The Viadana study is a cross-sectional survey investigating the whole paediatric population of the health district of Viadana (Mantua, northern Italy), where several wood manufacturing industries are located. All the children (3-14 years) who were living in the district and who were enrolled in the district’s school registers (year 2006-07) were considered to be eligible for the study (n=4130). In December 2006, during school hours, the teachers of all the 50 (nursery, primary and secondary) schools in the district administered the children a standardized questionnaire for their parents to fill out, and it was subsequently collected within 20 days. The main aim of the study was to evaluate if there is an association between the proximity to chipboard and wood manufacturing industries and several parent-reported health outcomes, including respiratory and irritative symptoms, and socio-sanitary burden indicators.
The original cohort was followed-up between 2007 and 2009 to investigate the association between proximity to the factories and hospitalizations for respiratory diseases.
Moreover, a sample of more than 400 children (6-12 years) was randomly selected among the participants in the baseline study and followed up in 2010. The follow-up included a parental questionnaire and the collection of mouth mucosa cell specimens, where DNA strand breaks and nuclear abnormalities were evaluated by the comet and micronucleus assays.

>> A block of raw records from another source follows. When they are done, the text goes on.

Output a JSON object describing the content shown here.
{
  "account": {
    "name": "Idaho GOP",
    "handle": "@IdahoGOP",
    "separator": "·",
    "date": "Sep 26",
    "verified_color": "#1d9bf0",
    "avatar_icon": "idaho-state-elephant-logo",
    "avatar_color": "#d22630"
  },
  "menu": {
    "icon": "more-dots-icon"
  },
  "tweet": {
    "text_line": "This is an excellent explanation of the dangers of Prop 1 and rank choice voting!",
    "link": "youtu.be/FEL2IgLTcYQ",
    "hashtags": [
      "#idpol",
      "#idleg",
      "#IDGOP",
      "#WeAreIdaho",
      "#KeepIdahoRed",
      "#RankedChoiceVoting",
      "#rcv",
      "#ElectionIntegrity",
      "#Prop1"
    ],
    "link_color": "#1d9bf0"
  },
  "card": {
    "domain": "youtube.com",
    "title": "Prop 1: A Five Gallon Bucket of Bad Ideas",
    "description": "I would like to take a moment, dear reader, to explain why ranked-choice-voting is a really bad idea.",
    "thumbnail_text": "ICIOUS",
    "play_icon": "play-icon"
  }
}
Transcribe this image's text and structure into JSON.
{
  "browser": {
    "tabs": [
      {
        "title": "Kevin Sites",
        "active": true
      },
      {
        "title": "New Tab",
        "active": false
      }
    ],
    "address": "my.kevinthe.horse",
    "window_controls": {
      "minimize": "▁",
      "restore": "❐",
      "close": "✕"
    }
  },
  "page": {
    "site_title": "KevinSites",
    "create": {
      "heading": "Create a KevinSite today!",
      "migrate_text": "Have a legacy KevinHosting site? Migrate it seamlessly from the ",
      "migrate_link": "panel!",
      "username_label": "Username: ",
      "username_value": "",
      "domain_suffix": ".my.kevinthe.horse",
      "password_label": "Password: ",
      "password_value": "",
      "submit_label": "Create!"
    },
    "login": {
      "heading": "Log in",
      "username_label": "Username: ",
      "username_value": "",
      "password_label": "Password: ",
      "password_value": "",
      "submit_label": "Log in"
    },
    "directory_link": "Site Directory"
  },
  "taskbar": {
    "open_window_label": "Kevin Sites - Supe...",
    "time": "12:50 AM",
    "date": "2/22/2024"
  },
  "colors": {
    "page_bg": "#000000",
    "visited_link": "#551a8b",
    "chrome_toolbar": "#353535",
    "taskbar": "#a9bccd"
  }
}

During the same year, NO2 and formaldehyde levels were monitored by passive sampling with the aim of obtaining personal estimates of exposure to air pollution and studying whether children more exposed to air pollutants had a greater level of genotoxic damage